However, this option does have a couple of drawbacks. Firstly, the raincover usually smothers the entirety of your backpack, making it difficult to quickly grab items you may need from its various compartments. 

Secondly, the backcountry is littered with covers that have been caught by the wind, blown away and lost. If you think about it, a raincover doubles up as a rather effective, wind-catching sail, something that often happens when you open it up to pop on your daypack. The challenging conditions that often require a cover to be employed in the first place are exactly the kind of wet and windy conditions that will steal them away. 

So, there's an argument that these kinds of covers end up being bad for the environment, which makes options 3 and 4 more desirable.

3. Use a pack liner

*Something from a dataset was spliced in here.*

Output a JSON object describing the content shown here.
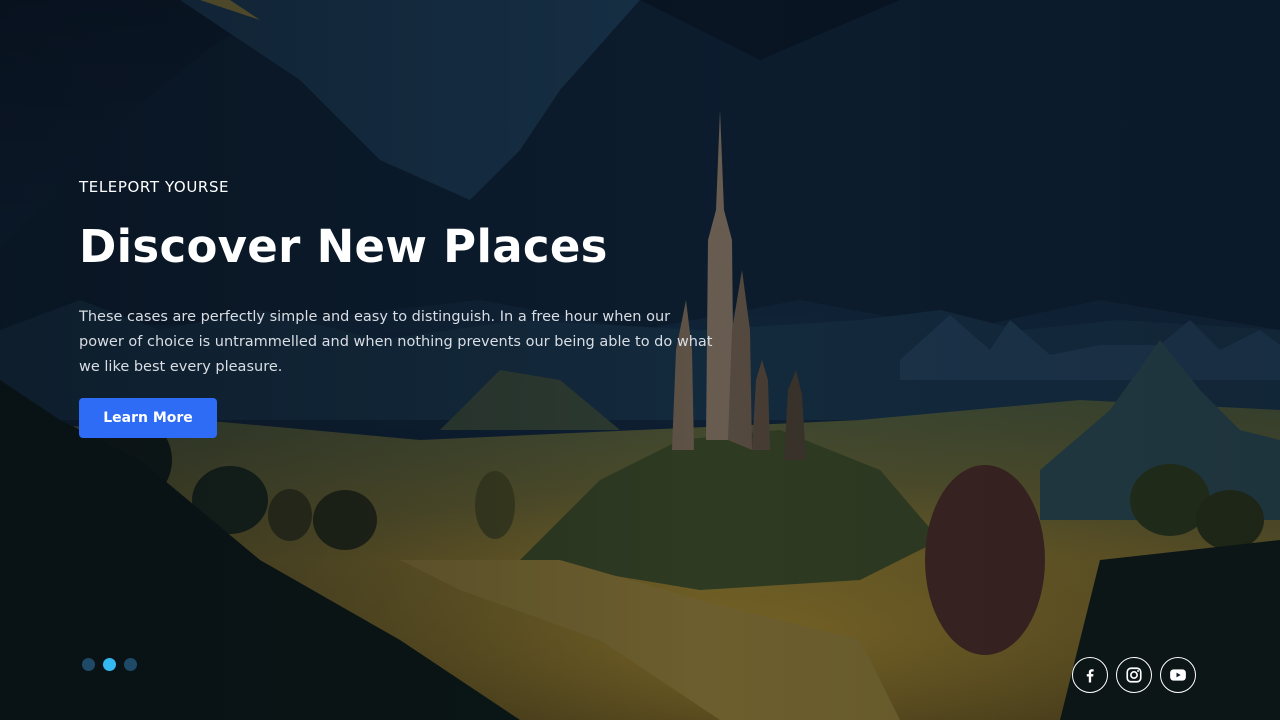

This option is perfect for those who don’t want to stop on the trail and start fussing around with gear, but also don’t want to spend time with waterproofing spray. Instead of packing your gear directly into your backpack, you can place it all in a sealable, waterproof liner that fits inside your backpack, so even when your pack gets soaked, your spare hiking socks and camping stove stay bone dry. A pack liner is another affordable option and doesn’t add weight, and if you’re on a budget, you can even use a trash bag. When you get home, just remember to let your backpack dry out before you pack it away. 

how to waterproof a backpack: hiking in the Lakes

Many mountain professionals opt for option 4, mainly due to its organizational benefits. (Image credit: Alex Foxfield)

4. Use internal dry bags

This option is similar to the pack liner approach but rather than a single waterproof liner, it uses multiple dry bags of differing size. So, while your backpack itself may get a bit wet, all your clothes, electronics, food and maps will be fine.

The big advantage of this approach is organization. For example, if you have several dry bags, you can use one for electronics, one for food, one for midlayers, one for camping equipment and another for items like hats and gloves. Coming up with your own system is half the... fun. Dry bag sets usually come in different colors, so this will appeal to organized individuals who love a bit of color coding.

Julia Clarke

Julia Clarke is a staff writer for and the author of the book Restorative Yoga for Beginners. She loves to explore mountains on foot, bike, skis and belay and then recover on the the yoga mat. Julia graduated with a degree in journalism in 2004 and spent eight years working as a radio presenter in Kansas City, Vermont, Boston and New York City before discovering the joys of the Rocky Mountains. She then detoured west to Colorado and enjoyed 11 years teaching yoga in Vail before returning to her hometown of Glasgow, Scotland in 2020 to focus on family and writing.  

With contributions from